Ps. 118:80 Let my heart be blameless regarding Your statutes, that I may not be put to shame.
The prophet does not mention how and where one ‘may not be put to shame.’ The nearest ‘not being put to shame’ occurs during the arising of inward battles…
The second moment of not being put to shame is the time of death and the passage through the toll-houses. No matter how absurd the idea of toll-houses may seem to our ‘wise men’, they will not escape passing through them. What do these toll-gatherers seek in those who pass through? They seek whether people might have some of their goods. What kind of goods? Passions. Therefore, in the person whose heart is pure and a stranger to passions, they cannot find anything to wrangle over; on the contrary, the opposing quality will strike them like arrows of lightning. To this someone who has a little education expressed the following thought: The toll-houses are something frightful. But is quite possible that the demons, instead of something frightful, might present something deceptive and seductive, according to all kinds of passions, to the soul as it passes through one after the other. When, during the course of earthly life, the passions have been banished from the heart and the virtues opposed to them have been planted, then no matter what seductive thing you might present, the soul, having no kind of sympathy for it, passes it by, turning away from it with disgust. But when the heart has not been cleansed, the soul will rush to whatever passion the heart has most sympathy for; and the demons will take it like a friend, and then they know where to put it. Therefore, it is very doubtful that a soul, as long as there remain in it sympathies for the objects of any passion, will not be put to shame at the toll-houses. Being put to shame here means that the soul itself is thrown into hell.

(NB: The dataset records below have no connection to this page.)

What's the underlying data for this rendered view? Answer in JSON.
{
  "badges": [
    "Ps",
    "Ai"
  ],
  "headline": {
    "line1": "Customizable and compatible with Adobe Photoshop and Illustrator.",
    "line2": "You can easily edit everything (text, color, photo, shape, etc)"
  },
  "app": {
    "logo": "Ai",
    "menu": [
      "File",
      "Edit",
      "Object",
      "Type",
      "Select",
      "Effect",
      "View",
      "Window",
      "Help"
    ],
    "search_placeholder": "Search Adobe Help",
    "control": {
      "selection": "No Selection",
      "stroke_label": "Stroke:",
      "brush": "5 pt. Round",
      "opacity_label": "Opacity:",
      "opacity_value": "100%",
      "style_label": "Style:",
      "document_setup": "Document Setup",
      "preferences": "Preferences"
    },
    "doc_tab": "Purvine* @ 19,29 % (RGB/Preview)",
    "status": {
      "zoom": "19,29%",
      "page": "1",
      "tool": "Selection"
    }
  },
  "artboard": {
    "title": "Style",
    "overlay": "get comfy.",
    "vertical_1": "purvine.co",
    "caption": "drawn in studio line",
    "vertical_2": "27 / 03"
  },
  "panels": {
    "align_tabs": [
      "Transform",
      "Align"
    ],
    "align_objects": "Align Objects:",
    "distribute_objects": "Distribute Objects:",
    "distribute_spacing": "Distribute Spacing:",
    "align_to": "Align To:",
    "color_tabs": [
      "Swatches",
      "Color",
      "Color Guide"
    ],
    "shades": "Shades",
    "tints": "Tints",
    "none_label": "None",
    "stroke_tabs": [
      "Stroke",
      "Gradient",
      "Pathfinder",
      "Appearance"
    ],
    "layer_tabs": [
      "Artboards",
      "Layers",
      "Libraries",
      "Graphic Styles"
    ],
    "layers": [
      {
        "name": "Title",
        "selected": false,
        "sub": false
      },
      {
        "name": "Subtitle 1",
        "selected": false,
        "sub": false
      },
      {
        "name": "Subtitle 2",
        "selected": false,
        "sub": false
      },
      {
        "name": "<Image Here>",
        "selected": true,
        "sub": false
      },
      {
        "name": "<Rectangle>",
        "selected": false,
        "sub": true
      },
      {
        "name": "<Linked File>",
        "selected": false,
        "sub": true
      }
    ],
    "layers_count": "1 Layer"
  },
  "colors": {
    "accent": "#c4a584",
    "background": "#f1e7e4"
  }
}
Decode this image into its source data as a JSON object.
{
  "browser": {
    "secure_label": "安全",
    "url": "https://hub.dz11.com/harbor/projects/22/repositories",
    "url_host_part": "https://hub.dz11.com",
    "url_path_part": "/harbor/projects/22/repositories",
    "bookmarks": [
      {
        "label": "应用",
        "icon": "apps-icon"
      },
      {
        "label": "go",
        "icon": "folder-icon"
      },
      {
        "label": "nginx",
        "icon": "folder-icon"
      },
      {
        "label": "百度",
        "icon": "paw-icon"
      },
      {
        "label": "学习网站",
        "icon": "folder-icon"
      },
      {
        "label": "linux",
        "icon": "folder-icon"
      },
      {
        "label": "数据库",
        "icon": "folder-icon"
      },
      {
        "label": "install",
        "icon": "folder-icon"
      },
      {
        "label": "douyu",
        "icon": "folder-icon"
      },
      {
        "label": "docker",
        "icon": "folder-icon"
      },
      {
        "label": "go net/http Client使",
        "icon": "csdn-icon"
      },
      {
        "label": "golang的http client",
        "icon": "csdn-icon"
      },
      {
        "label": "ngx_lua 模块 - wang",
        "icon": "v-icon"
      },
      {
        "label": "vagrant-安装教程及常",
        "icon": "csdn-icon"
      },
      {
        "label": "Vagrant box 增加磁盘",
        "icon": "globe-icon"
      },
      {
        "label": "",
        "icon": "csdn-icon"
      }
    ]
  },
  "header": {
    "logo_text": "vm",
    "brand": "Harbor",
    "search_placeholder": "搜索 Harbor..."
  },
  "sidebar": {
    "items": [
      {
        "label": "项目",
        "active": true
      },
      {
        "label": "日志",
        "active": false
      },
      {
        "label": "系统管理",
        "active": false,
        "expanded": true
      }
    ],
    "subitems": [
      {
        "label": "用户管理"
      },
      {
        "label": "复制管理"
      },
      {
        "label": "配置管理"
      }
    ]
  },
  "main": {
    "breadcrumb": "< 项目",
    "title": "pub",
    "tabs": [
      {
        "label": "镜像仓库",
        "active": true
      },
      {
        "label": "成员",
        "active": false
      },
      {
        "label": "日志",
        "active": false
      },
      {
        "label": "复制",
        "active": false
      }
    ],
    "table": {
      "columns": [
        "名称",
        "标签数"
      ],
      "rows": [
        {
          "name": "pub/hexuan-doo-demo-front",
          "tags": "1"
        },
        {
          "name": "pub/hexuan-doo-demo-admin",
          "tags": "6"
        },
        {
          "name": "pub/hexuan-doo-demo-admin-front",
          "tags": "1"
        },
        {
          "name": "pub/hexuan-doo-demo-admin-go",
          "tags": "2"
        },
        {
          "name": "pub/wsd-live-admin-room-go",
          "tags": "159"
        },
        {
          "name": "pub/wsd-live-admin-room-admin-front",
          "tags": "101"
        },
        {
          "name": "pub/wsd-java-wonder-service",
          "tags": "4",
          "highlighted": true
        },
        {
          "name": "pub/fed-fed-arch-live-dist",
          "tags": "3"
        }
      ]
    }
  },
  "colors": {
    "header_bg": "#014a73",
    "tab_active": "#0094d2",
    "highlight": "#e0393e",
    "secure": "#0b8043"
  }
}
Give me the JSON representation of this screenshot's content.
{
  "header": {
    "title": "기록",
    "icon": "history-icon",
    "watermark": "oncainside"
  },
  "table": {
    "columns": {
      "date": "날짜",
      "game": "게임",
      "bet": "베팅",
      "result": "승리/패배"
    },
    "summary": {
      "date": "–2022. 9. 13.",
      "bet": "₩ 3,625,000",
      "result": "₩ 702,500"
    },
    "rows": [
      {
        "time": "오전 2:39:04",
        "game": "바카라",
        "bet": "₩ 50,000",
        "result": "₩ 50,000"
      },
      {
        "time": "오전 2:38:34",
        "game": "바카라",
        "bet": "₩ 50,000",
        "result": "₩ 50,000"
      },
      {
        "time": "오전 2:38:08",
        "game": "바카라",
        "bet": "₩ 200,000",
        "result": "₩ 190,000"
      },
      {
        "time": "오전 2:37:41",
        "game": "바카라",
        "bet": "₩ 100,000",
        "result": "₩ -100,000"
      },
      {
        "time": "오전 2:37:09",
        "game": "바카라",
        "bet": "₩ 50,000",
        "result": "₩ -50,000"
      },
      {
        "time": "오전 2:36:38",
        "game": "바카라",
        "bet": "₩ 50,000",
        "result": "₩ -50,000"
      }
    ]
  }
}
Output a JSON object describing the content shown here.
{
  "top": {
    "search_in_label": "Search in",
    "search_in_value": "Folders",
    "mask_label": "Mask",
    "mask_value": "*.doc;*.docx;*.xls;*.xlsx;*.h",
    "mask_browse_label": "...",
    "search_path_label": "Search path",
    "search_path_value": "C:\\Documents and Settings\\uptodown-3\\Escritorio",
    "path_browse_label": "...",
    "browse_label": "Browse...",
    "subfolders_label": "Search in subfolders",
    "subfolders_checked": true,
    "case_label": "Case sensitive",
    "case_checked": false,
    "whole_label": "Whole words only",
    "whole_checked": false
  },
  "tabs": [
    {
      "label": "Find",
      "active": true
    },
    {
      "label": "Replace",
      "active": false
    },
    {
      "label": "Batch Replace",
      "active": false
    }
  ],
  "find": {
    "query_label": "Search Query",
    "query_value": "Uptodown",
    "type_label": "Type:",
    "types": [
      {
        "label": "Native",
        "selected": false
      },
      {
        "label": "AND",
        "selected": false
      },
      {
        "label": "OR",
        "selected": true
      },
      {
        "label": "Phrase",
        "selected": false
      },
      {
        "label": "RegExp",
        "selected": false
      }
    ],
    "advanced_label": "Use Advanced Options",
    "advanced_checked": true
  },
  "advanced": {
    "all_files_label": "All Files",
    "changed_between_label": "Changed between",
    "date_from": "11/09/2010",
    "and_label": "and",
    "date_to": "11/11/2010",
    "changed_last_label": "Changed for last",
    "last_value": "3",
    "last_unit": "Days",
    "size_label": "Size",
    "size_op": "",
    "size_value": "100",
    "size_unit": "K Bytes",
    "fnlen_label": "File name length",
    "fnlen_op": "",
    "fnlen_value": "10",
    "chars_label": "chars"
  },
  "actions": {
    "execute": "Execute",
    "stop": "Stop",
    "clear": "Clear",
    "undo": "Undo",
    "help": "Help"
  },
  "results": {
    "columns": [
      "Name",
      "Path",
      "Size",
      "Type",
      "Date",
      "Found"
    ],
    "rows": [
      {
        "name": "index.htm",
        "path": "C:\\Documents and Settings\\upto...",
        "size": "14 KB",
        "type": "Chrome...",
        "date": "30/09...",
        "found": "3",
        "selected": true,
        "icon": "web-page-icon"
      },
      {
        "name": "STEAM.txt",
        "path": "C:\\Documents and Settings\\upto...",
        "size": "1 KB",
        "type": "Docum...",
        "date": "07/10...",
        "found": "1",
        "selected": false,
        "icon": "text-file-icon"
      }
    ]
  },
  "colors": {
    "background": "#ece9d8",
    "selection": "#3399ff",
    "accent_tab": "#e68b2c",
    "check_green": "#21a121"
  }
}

But the final being put to shame is at the Last Judgment, befor the face of the All-seeing Judge… (The One-Hundred Eighteenth Psalm, Interpreted by Bishop Theophan, Moscow 1891, reprinted Jordanville, 1976 pp. 289-290)